Motor Neurone Disease (MND)

Ensuring early diagnosis and support for those living with MND remains a key priority of the NHS.

With early diagnosis key to treating the symptoms of MND, I am glad that the National Institute for Health and Care Excellence (NICE) has published new guidelines for clinicians on the assessment and management of MND. These set out the signs and symptoms of the disease, and recommend that patients suspected of having MND should be referred without delay. The Royal College of GPs and the MND Association have also worked together to produce a 'Red Flag Tool' which sets out key signs of MND to help GPs to identify suspected cases and ensure prompt referral.

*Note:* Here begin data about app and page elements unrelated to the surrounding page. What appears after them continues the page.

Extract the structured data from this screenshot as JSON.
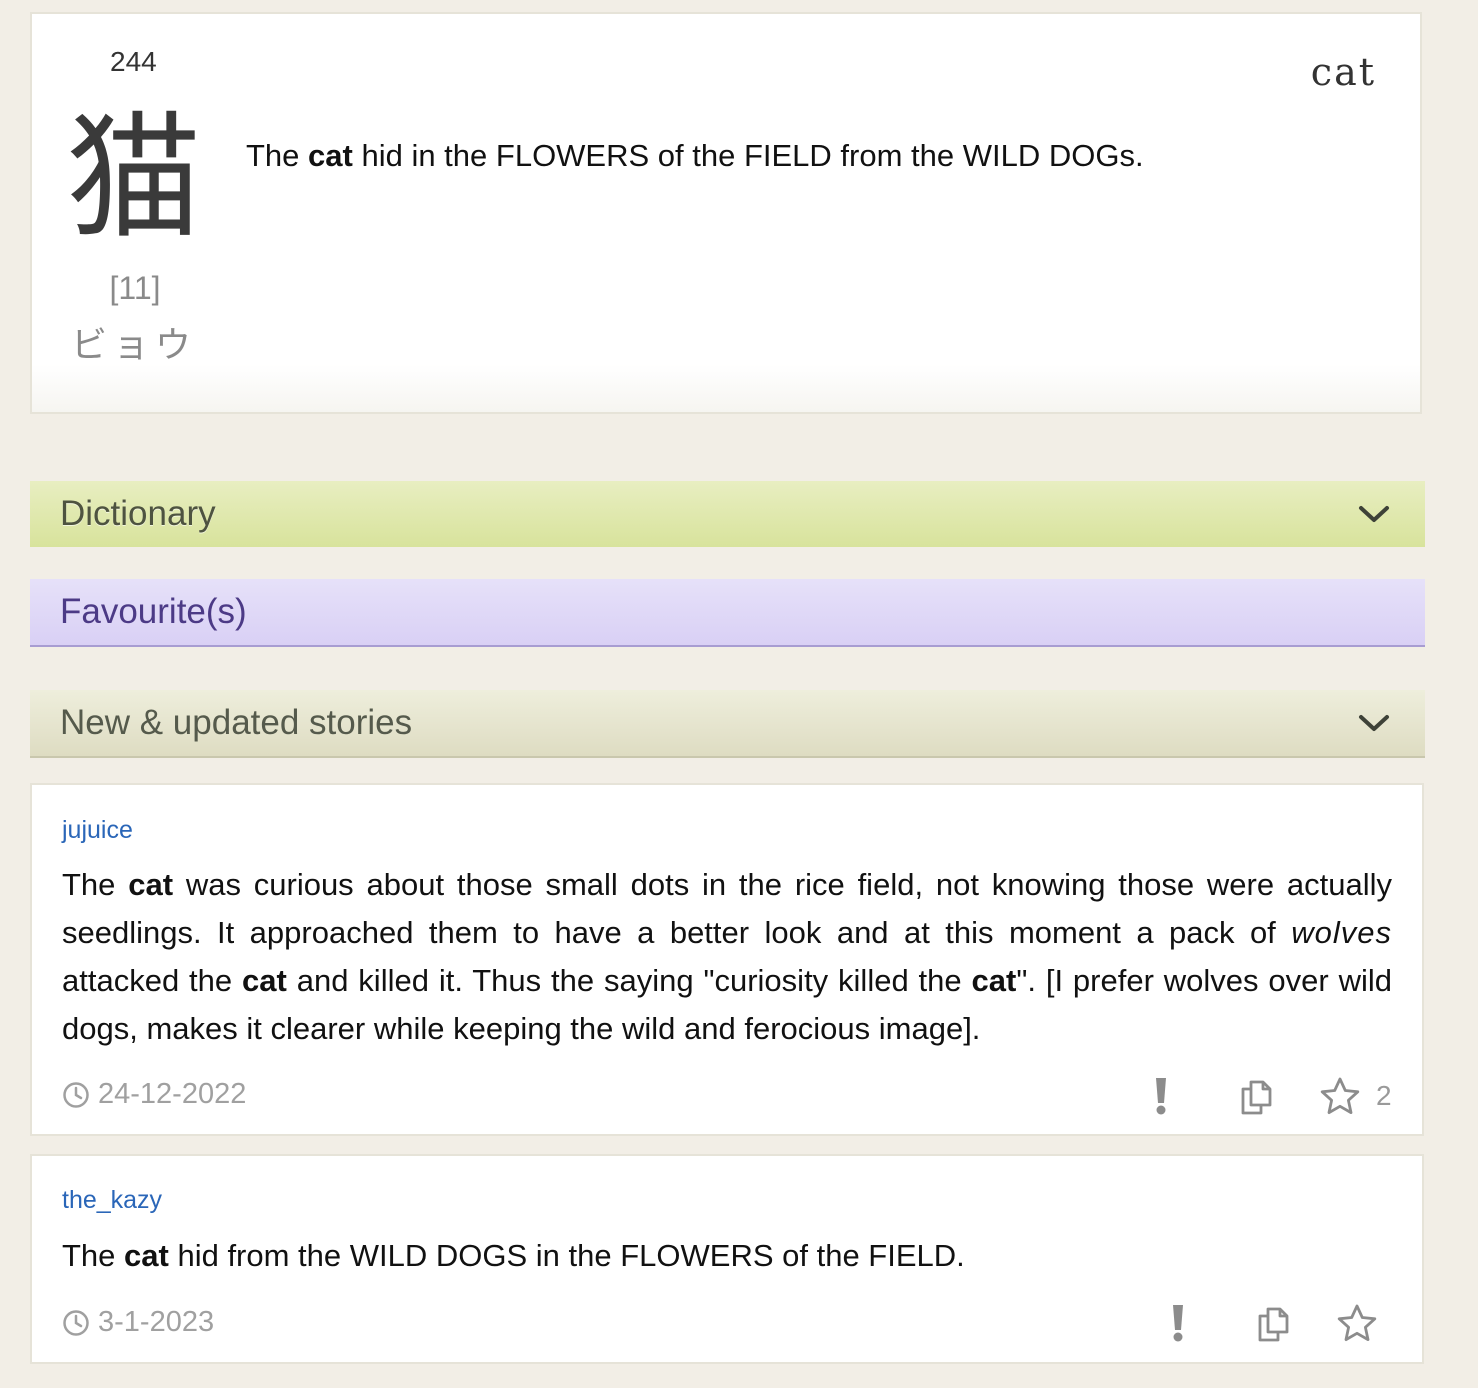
{
  "kanji_card": {
    "frame_number": "244",
    "keyword": "cat",
    "kanji": "猫",
    "stroke_count": "[11]",
    "reading": "ビョウ",
    "story": {
      "part1": "The ",
      "bold": "cat",
      "part2": " hid in the FLOWERS of the FIELD from the WILD DOGs."
    }
  },
  "sections": {
    "dictionary": "Dictionary",
    "favourites": "Favourite(s)",
    "new_updated": "New & updated stories"
  },
  "stories": [
    {
      "author": "jujuice",
      "text": {
        "s1": "The ",
        "b1": "cat",
        "s2": " was curious about those small dots in the rice field, not knowing those were actually seedlings. It approached them to have a better look and at this moment a pack of ",
        "i1": "wolves",
        "s3": " attacked the ",
        "b2": "cat",
        "s4": " and killed it. Thus the saying \"curiosity killed the ",
        "b3": "cat",
        "s5": "\". [I prefer wolves over wild dogs, makes it clearer while keeping the wild and ferocious image]."
      },
      "date": "24-12-2022",
      "star_count": "2"
    },
    {
      "author": "the_kazy",
      "text": {
        "s1": "The ",
        "b1": "cat",
        "s2": " hid from the WILD DOGS in the FLOWERS of the FIELD."
      },
      "date": "3-1-2023",
      "star_count": ""
    }
  ],
  "icons": {
    "report": "exclamation-icon",
    "copy": "copy-icon",
    "star": "star-outline-icon",
    "clock": "clock-icon",
    "chevron": "chevron-down-icon"
  },
  "colors": {
    "background": "#f2eee6",
    "author_link": "#2a66b8",
    "dictionary_bar": "#d8e39c",
    "favourites_bar": "#d9d0f5",
    "stories_bar": "#dedcc2"
  }
}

All services for people with MND should be commissioned in line with NHS England's neurosciences service specification which sets out what providers must have in place to deliver high quality specialised neurological care. MND care is part of the NHS's specialised services. You may like to know that the budget for these services has increased more rapidly than other parts of the NHS, to £16.6 billion for the year 2017/18.

I also recognise the valuable contribution made by carers of people with MND, many of whom spend a significant proportion of their life providing support to family members, friends and neighbours. I agree that carers must receive the right support to help them carry out their caring roles and a new cross-Government National Carers Strategy is being introduced to look at what more can be done to support existing and future carers.

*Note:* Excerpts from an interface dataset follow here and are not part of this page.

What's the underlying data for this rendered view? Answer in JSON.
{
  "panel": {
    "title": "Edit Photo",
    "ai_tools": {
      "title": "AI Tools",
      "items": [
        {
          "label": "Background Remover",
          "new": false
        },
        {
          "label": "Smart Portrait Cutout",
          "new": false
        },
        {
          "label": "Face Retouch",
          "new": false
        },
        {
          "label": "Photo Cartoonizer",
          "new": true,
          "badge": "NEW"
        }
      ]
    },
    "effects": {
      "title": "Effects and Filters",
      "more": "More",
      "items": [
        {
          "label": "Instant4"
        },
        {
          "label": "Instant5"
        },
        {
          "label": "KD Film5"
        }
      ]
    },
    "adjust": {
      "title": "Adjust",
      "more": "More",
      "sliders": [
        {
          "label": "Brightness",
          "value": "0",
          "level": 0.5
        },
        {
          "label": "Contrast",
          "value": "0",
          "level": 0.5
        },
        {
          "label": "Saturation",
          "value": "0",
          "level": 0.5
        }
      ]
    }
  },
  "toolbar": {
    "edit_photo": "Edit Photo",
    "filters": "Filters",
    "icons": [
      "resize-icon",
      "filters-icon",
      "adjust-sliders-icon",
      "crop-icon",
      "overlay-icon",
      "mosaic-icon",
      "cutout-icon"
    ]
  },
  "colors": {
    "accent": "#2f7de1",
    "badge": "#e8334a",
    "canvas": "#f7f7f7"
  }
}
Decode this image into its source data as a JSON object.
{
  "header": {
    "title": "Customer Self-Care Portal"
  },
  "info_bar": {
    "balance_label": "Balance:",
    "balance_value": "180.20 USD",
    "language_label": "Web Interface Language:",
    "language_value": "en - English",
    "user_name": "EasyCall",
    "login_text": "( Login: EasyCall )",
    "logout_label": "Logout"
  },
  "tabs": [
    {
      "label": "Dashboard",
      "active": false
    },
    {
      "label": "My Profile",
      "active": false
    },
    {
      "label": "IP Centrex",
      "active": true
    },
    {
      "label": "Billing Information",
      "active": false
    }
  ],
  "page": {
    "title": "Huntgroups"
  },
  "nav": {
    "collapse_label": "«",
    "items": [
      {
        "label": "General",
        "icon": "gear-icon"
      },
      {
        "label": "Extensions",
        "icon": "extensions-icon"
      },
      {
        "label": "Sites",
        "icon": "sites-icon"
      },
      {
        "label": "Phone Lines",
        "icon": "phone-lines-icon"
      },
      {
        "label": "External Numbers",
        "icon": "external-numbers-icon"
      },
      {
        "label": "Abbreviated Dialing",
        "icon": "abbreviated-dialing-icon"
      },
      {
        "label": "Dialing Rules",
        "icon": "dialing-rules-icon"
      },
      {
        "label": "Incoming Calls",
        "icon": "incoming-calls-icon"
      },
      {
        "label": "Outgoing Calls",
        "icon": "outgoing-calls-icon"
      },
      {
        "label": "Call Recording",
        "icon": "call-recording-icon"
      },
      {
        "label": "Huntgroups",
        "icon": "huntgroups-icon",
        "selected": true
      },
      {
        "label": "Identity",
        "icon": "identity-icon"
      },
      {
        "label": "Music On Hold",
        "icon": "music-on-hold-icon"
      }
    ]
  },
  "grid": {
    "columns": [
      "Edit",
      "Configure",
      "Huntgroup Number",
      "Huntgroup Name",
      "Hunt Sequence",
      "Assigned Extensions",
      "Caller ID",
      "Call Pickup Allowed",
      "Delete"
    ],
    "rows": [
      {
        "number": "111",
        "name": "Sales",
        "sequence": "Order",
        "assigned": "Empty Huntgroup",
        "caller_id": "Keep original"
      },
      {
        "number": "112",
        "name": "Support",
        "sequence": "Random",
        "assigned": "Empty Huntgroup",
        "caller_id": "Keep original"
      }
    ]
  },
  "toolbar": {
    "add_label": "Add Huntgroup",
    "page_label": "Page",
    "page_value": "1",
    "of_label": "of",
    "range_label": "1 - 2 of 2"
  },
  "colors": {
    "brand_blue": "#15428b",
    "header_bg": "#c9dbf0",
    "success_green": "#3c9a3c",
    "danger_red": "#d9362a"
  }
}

Motor Neurone Disease (MND) is a terrible condition and I believe it is crucial that people who suffer from terminal conditions like MND should receive as much support as possible. That is why I support a benefits system which reduces stress and anxiety for people with terminal illnesses. 

The Special Rules for Terminal Illness (SRTI) procedure helps to deliver this goal by allowing people with terminal illnesses to be fast-tracked for welfare support without the need for face-to-face assessment. There are, however, safeguards in place to ensure that everyone is treated fairly, including people with MND. 

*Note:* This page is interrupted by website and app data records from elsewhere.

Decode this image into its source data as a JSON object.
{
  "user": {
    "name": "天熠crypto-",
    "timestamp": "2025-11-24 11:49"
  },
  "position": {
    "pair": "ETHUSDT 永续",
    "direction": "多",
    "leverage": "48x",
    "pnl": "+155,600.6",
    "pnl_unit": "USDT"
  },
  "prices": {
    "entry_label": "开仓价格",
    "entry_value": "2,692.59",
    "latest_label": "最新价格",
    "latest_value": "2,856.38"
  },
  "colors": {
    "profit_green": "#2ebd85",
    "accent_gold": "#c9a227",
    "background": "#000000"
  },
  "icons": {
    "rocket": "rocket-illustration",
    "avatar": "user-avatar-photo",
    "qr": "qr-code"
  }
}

Constituents have raised concerns that the SRTI requires a ‘reasonable expectation of death within six months'. Given how unpredictable terminal conditions such as MND can be, there is some flexibility in the eligibility criteria for SRTI. Medical professionals are asked what they believe to be a 'reasonable' expectation of how long someone is expected to live. The six month rule is very much a guideline, and medical professionals do not face any punishment if the patient lives longer than six months. Someone who lives longer than six months will still be able to receive their benefit and will not need to be reassessed until up to three years after their initial claim.  

Sadly, a third of people suffering from MND pass away within a year of their diagnosis and over half within two years. But people with MND who are expected to live significantly longer than six months will have to go through the work capability assessment process. Under these circumstances, they would be able to be covered by the Severe Conditions Criteria which would usually exempt them from from further face-to-face reassessments.